So he got in his VW Bug, drove up I-35 to Denton and walked into North Texas State's football offices.

 

"Any coaches here?" he asked the receptionist.

 

And that kind of networking led to an introduction to Hayden Fry, who looked the 6-2, 215-pounder over, listened to his story, shrugged and said, sure, come on out.

 

Phillips showed promise on the scout team as a walk-on, but playing for free wasn't going to cut it. He explained that he'd worked all summer to save up enough money to walk on at North Texas, and now he was broke. He couldn't pay his way even one more semester.

 

Fry showed Phillips a depth chart with the bird-legged guard listed seventh team. But at least he was listed. And he got his scholarship.

ner up for the leagues Most Outstanding Canadian award.

 

From the beginning of his sophomore year forward, Phillips started every game. He never got much bigger, only 225 at his peak. But he was fast and willing and tough, and his motor never stopped.

 

His first year out of North Texas, Phillips figured he was on his way until he was released by the Steelers on the last cut. Looking for options again, he was reminded of a former North Texas quarterback, Jordan Case, who'd told him about the Canadian Football League. An official with the Ottawa Rough Riders called Phillips soon after and invited him to Canada for a vacation. You know, look the place over.

 

"I went up there," Phillips said, "and I kinda stuck."

 

He joined the team the last six games of the '81 season and played in the Grey Cup final against Edmonton, then spent three more years in Ottawa. Two of those years he was named the CFL's outstanding lineman. In '85, he tried the NFL again but was cut by Buffalo. He returned to the CFL in '86, in Edmonton, where he was named All-Canadian for a third time. He also played on Edmonton's '87 Grey Cup champions.

 

He played one more season, in Calgary, then retired to take a job in Dallas County's health and human services department. He married a woman he met on the job, Regenia, they had a daughter, Rachael, and moved on with his life.

 

Then one day this spring, he's walking across a parking lot when he gets a call from a guy who says he's the commissioner of the CFL.

Congratulations, he says. You've been elected to the CFL Hall of Fame.

 

The call stops Phillips cold in the parking lot. "Are you serious?" he asks.

A car horn snaps him out of his shock.

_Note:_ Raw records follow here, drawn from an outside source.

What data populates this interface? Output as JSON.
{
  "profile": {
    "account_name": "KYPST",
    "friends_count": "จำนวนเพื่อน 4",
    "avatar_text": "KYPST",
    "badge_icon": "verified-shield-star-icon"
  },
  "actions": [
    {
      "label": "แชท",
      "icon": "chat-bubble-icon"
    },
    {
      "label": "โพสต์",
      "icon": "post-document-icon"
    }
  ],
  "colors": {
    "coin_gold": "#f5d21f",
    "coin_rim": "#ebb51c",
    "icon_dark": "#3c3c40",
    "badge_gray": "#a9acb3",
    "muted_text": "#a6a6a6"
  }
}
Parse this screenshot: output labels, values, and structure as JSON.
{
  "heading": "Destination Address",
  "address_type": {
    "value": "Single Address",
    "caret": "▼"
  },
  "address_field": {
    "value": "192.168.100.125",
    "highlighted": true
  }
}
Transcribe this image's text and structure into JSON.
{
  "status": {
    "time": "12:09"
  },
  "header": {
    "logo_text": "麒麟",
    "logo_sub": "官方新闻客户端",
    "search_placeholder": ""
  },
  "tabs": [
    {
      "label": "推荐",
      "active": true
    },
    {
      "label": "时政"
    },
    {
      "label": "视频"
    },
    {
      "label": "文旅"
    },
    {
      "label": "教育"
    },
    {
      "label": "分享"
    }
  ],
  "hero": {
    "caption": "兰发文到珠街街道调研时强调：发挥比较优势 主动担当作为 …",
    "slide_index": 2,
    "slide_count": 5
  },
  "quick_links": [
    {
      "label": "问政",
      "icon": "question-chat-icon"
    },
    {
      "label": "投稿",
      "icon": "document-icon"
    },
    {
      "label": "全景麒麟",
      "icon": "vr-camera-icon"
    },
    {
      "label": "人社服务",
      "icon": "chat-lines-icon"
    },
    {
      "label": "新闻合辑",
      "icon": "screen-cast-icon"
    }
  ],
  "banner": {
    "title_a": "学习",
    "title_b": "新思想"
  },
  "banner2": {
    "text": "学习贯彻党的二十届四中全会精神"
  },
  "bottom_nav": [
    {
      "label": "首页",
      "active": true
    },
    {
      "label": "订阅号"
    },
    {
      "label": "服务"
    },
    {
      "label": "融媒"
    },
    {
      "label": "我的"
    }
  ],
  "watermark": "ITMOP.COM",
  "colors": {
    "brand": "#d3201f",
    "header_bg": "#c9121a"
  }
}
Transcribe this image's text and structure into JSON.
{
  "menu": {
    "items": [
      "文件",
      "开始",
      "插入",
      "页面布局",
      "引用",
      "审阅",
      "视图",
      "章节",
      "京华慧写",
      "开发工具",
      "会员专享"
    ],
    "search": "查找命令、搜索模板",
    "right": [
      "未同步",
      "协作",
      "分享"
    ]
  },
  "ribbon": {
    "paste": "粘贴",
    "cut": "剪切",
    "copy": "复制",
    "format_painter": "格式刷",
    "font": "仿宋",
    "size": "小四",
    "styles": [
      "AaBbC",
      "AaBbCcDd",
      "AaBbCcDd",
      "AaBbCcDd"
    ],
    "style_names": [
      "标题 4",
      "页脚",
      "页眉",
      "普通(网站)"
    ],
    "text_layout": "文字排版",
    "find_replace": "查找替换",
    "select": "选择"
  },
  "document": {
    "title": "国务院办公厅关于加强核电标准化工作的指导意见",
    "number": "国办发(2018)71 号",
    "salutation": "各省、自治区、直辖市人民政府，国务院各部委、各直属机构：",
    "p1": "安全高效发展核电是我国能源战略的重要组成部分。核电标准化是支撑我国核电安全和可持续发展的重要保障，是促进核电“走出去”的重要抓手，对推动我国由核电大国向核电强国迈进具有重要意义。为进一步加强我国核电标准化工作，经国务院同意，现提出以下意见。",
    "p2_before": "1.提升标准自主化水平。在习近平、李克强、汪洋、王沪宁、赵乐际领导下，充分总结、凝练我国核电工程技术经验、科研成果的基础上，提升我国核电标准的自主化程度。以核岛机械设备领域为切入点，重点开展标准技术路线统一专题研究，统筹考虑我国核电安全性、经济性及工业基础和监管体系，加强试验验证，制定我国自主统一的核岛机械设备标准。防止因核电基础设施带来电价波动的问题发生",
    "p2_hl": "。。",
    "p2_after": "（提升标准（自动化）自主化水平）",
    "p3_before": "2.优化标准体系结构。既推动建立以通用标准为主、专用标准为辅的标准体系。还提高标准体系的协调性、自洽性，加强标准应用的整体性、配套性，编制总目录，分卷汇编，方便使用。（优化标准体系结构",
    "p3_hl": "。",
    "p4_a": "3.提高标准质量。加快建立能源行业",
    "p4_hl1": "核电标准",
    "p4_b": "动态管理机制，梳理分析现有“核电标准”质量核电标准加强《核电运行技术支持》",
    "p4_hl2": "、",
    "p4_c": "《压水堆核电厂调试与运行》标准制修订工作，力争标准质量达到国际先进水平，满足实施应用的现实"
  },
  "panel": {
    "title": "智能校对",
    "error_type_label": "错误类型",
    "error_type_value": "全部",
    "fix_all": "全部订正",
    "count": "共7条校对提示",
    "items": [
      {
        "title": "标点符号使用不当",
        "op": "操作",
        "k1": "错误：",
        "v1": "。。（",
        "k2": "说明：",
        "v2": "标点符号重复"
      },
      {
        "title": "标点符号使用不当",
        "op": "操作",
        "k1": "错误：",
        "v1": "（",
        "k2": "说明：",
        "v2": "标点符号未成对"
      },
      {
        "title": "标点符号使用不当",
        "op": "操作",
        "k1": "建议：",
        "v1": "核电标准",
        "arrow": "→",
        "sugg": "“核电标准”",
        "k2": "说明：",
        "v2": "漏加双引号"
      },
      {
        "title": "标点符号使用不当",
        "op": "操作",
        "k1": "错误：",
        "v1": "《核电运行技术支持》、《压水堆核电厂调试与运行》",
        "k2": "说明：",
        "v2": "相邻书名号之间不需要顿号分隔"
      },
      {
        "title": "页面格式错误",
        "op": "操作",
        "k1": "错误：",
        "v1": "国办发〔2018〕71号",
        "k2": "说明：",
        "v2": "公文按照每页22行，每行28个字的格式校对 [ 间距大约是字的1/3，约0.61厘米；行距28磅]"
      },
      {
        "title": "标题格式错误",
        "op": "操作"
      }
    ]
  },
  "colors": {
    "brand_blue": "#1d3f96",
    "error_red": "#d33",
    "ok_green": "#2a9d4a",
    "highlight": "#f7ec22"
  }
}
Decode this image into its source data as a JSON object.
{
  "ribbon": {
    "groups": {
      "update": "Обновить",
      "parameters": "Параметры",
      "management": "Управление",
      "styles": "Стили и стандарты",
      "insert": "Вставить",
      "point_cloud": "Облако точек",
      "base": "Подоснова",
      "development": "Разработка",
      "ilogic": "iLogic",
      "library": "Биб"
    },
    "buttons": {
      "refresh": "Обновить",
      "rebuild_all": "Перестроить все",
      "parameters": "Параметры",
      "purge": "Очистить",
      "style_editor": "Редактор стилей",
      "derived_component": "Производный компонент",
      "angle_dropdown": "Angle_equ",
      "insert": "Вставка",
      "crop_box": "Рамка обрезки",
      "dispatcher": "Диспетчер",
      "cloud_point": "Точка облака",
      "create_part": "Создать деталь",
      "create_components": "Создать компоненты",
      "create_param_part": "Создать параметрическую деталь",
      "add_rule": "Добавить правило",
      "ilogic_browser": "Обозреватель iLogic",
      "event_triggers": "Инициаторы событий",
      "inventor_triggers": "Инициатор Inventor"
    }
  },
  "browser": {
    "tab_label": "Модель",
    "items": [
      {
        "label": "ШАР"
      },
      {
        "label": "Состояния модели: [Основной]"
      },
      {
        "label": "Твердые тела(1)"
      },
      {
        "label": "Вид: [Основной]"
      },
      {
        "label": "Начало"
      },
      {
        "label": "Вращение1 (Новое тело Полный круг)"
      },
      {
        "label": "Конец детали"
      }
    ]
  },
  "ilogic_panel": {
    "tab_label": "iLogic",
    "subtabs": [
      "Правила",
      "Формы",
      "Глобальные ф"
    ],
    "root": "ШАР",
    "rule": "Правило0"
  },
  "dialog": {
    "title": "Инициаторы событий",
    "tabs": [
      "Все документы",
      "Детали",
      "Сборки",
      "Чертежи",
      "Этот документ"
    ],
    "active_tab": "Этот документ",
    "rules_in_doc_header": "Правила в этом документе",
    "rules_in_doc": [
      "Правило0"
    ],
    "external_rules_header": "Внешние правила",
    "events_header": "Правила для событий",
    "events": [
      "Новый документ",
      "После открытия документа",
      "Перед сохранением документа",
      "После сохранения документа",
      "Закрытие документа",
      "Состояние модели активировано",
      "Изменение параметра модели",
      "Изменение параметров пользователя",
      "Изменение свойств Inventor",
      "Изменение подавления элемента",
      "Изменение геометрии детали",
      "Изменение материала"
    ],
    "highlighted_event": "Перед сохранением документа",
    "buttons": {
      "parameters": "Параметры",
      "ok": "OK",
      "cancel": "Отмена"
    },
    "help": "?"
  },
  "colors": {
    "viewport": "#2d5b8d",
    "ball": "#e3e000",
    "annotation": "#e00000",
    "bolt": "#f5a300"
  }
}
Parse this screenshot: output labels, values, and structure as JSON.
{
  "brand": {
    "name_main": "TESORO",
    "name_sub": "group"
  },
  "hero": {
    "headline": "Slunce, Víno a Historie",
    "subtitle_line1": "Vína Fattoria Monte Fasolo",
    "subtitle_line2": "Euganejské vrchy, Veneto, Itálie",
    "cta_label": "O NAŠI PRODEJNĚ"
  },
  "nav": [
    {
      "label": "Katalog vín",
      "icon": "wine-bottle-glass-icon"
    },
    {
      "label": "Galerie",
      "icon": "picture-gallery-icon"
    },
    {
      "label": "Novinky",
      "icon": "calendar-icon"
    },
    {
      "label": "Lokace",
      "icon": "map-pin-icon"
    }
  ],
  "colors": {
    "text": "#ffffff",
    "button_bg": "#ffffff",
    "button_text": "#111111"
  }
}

The commissioner tells him to call the home office if he doesn't believe it.

He still doesn't.

 

"Coming from South Dallas to the CFL Hall of Fame," he said, "is still unbelievable."

Especially for a kid who thought far north was Denton.